Friday, March 20, 2009

Zafira Workshops

Hipnosis is hosting a series of workshops with Pittsburgh-based Zafira Dance Company the weekend of April 18th and 19th. Four workshops (two on Saturday and two on Sunday) will be held at the Elkins Estate in Elkins Park, PA.

I was not familiar with Zafira prior to seeing the flyer posted at the dance studio, but after seeing some of their clips on YouTube it seems like a great investment to learn from them. I like the fact that they achieve a vintage, circus feel without being Indigo clones. Their partner and troupe interactions are also interesting — not the typical ATS arrangements. Take a look: You can read descriptions of the workshops and register online at this location.

Zils & Lilies - ACEO

A sister drawing to the previously-posted Gold & Paisley image, this delightful little piece of original art depicts a tribal style bellydancer with lily-adorned hair zilling away to a Middle Eastern rhythm. A sweet shade of sunset pink highlights the dancer and some details in her costume, and a border of purple frames the image.

Both this ACEO and Gold & Paisley utilize the same techniques and are similar in style; they were created almost as a pair within days of each other. I'm not thrilled with this piece (the hands, although intended to be highly stylized turned out really wonky) but it was fun to make.

media • pen and ink; markers; watercolor; acrylic
size • 2.5 x 3.5 inches

Monday, March 16, 2009

Gold & Paisley - ACEO

Tribal bellydance is often described as being very earthy and grounded, and I feel this little piece of art expresses those aspects of the dance well. Warm colors and organic patterns inspired by paisley designs lend themselves to that theme.

The essential line work forming the dancer was drawn with a large bamboo pen dipped in dark blue ink which was then shaded with markers in hues of brown and terra cotta. The image was then accented with acrylic paint in a sunny shade of goldenrod.

This drawing is in a slightly different style than my previous bellydance-themed ACEOs. It is not as tight and precise. The bamboo pen lends a very loose, fluid quality to the drawing which I really enjoy.

media • pen and ink; markers; acrylic
size • 2.5 x 3.5 inches

Tuesday, March 10, 2009

Step, Wiggle, Step, Wiggle, Step....

...that's one way to think of doing a three-quarter shimmy. Probably not the most eloquent or technical definition, but in a pinch it works.

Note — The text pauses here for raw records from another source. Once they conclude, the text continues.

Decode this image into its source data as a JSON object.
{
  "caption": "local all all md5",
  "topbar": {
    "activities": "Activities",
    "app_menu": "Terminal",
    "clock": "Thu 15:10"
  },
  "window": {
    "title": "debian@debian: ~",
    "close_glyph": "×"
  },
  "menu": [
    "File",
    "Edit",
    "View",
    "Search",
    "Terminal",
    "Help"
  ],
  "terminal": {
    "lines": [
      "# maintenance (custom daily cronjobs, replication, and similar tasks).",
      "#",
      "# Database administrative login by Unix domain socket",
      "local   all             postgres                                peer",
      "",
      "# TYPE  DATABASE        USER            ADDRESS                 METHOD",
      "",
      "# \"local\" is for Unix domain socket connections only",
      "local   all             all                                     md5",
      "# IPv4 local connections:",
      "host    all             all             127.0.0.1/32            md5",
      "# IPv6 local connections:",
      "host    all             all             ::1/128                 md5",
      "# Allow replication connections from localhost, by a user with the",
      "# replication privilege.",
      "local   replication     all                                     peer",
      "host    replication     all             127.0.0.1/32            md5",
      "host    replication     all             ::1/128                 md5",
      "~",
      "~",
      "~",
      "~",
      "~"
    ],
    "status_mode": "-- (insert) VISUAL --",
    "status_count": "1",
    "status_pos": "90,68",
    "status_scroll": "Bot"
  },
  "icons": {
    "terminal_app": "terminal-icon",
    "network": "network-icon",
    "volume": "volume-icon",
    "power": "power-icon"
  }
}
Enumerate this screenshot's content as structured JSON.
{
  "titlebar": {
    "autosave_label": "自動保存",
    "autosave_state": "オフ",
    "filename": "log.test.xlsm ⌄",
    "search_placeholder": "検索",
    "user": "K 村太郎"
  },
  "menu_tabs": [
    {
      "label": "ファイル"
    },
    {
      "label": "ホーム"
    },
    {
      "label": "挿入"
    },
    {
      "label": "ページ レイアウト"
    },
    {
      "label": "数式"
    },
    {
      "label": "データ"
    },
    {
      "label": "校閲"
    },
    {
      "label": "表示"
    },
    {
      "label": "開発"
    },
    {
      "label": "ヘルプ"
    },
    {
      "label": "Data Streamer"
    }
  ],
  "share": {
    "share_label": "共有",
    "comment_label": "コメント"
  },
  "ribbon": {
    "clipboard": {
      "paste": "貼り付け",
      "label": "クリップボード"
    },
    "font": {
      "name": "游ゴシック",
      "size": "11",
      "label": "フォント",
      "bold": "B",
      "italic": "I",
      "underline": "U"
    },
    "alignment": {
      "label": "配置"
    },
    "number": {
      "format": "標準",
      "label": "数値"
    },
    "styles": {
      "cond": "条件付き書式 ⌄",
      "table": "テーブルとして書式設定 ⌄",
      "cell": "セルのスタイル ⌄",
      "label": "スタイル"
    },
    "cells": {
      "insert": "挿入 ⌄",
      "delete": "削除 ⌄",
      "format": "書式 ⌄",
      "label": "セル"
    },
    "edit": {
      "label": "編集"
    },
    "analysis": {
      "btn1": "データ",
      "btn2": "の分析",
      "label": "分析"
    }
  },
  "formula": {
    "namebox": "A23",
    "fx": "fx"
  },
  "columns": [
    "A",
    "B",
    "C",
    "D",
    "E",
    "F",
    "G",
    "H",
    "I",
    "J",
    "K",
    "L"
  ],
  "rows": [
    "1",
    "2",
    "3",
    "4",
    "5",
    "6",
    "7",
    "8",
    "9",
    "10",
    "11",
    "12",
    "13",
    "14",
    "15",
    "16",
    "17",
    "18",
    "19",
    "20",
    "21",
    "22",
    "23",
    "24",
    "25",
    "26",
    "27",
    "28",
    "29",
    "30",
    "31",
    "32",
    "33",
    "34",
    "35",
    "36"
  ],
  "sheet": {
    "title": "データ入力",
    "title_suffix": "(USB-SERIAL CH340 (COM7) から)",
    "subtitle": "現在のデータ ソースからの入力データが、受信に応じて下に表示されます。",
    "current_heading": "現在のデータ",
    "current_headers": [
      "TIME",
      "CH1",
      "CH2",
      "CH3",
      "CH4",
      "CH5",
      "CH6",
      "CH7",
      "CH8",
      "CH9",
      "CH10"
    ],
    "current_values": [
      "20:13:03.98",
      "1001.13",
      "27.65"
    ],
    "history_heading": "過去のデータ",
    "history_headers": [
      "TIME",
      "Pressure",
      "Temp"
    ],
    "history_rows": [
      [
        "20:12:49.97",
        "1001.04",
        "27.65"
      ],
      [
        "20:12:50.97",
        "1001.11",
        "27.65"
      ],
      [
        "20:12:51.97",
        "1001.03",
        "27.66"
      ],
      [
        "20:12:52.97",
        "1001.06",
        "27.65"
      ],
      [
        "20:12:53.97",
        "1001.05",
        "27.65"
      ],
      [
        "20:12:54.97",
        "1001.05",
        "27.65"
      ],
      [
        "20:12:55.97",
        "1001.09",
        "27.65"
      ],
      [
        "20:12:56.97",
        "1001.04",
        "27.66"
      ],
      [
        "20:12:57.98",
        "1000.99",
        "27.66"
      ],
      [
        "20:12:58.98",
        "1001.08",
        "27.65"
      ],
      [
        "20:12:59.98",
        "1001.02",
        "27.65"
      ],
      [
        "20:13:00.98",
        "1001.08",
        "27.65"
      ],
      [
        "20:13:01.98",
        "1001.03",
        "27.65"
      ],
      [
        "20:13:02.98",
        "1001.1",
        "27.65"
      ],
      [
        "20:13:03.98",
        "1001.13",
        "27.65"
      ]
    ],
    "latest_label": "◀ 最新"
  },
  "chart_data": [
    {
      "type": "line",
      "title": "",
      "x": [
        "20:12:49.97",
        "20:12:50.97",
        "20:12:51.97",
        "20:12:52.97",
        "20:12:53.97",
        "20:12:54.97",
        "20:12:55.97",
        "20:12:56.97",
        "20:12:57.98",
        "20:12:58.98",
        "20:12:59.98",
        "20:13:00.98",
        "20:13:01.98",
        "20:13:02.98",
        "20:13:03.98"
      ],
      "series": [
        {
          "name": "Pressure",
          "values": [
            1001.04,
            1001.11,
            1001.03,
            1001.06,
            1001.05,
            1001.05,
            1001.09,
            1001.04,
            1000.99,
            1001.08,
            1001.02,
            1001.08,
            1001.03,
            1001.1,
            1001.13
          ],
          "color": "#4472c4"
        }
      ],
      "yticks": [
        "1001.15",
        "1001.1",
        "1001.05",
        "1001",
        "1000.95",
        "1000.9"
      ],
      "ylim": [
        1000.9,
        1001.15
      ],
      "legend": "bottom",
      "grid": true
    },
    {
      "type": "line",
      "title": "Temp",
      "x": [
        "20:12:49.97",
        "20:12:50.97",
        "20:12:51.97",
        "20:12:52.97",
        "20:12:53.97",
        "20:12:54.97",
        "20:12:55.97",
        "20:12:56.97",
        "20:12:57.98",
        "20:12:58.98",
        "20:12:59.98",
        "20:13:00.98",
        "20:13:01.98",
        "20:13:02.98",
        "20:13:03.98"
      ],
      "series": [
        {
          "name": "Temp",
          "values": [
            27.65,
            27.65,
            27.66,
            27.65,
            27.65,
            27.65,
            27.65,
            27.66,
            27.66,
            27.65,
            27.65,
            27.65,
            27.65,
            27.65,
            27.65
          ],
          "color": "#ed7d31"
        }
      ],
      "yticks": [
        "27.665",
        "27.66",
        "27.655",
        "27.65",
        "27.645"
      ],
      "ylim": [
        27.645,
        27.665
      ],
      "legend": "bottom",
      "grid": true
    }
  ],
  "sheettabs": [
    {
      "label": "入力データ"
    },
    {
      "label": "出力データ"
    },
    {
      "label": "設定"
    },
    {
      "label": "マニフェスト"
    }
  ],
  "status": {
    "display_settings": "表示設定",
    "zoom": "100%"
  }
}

I began my Tribal level II class last Wednesday and one of our drills for this level is a series of exercises featuring three-quarter shimmies at progressively greater speeds. I'm glad that I've been trying to work on this move on my own for a while, otherwise it might have just looked like I was doing part of the chicken dance while walking. The introduction my teacher gave was surprisingly brief but almost everyone seemed to get it right off the bat, at least at a slower pace. I can do a passable three-quarter shimmy at moderate speed on flat feet, but to my great chagrin, once I'm on my toes it dribbles off into nothingness. Likewise I have difficulty incorporating it into other steps like Turkish (thankfully I've been told that's level III material) and even doing a complete 360 degree turn is difficult while maintaining that desirable wiggle. I love the three-quarter shimmy, it just hasn't fully "clicked" for me yet.

What proved to be most challenging for me in that first session was a fairly basic variation of a move already in our repertoire: the Ghawazee Box. I'm not sure what the Ghawazee is called in other forms of Tribal bellydance but essentially it is two hip bumps on one side, followed by two hip bumps on the other side. It can be done in place or while traveling foreword or backward. The hip performing the bumps is twisted slightly toward the front (it's almost like the training wheels you use before progressing to the three-quarter shimmy).

In the Ghawazee Box, the move is performed in a tight turn and the feet alternate in touching the four corners of the imaginary "dance box" which surrounds you. In this case, the turn is not on one static, central pivot point, and the pattern of the footwork for some reason just befuddles me. It was embarrassing being as I seemed the only one who didn't consistently get it. There were times when I did do it correctly a few times in a row, but it never lasted. Drawing up a little diagram and practicing the footwork using the grid work of the linoleum in my kitchen hasn't even fully solved the issue for me. My main puzzlement now is if the move should be bringing me back to my original starting position (a full 360 degrees) and if so how does that fit into the 8-counts the move is (I believe) supposed to take? I feel like I'm missing something obvious and essential, and I'm sure that I am.

Perhaps I need to watch others perform it and see it from an outside perspective. It was only demonstrated to me that way once or twice before we actually began attempting it ourselves, and it's a lot harder for me to watch what the instructor is doing if both she and I are constantly turning. We'll see!

Update: Evidently the Ghawazee Box does not bring you back to your initial starting position on the 8th beat; on the next 1 count you either shift slightly to return to regular Ghawazee position (facing front) or you angle once again towards the upper right corner of your dance box to continue turning for the next 8 counts.